*Work to be completed*
Look for "category" in each line of the entries, and return the matching lines.
Data supplied: Begin
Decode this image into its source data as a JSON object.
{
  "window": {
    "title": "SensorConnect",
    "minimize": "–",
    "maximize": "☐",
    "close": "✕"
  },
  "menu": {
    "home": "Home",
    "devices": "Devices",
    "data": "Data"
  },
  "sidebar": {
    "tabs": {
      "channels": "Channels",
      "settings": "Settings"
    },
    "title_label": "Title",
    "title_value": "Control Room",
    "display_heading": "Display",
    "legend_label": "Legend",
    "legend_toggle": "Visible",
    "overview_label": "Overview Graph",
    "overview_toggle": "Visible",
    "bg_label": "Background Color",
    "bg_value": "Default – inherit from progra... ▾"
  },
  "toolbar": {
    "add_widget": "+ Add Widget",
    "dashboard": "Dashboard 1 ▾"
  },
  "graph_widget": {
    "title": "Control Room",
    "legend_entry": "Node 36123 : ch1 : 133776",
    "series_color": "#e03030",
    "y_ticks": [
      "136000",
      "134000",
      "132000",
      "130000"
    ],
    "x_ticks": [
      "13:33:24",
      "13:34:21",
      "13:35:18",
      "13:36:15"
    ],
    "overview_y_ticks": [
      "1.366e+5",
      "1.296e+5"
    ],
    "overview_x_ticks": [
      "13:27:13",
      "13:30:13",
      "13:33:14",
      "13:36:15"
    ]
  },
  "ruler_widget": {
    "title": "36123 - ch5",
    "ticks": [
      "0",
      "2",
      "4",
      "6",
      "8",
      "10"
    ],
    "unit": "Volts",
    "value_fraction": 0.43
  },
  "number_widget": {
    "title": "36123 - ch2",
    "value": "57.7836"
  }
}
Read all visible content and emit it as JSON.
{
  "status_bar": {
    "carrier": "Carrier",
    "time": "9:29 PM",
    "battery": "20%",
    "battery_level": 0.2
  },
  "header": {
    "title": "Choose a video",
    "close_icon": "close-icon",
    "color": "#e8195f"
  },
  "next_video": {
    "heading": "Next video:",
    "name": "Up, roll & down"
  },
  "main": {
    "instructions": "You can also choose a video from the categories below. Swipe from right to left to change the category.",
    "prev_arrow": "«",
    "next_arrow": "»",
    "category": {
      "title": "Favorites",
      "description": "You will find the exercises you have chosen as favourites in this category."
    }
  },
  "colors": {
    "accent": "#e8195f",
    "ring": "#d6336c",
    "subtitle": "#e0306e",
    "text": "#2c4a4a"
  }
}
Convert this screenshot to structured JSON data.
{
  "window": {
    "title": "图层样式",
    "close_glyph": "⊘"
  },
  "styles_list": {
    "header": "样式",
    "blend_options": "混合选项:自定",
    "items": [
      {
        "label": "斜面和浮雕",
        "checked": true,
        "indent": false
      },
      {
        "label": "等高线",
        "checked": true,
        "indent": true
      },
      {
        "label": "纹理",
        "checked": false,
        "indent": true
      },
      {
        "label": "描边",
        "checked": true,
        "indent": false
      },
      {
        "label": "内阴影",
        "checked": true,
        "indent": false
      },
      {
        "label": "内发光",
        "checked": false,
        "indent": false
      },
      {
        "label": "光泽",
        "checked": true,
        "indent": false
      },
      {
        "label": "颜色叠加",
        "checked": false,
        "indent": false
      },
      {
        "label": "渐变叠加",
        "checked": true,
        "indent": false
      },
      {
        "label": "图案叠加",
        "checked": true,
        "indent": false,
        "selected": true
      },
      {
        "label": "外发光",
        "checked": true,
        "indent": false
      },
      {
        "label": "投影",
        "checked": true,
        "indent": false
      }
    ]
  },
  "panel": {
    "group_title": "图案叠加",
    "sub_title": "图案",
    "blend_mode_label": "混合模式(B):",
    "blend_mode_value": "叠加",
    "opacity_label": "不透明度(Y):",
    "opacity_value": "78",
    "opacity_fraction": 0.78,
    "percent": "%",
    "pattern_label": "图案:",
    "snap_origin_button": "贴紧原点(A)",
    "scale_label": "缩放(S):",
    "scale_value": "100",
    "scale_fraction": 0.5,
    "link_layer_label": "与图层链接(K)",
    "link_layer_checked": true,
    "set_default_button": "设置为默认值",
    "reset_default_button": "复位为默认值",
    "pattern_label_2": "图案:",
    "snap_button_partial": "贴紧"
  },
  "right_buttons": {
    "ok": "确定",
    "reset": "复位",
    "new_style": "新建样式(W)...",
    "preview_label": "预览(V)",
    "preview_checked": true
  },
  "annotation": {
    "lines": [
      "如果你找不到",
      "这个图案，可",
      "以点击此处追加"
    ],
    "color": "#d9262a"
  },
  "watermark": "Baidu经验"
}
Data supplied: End
*Exercise output*
    "instructions": "You can also choose a video from the categories below. Swipe from right to left to change the category.",
    "category": {
      "description": "You will find the exercises you have chosen as favourites in this category."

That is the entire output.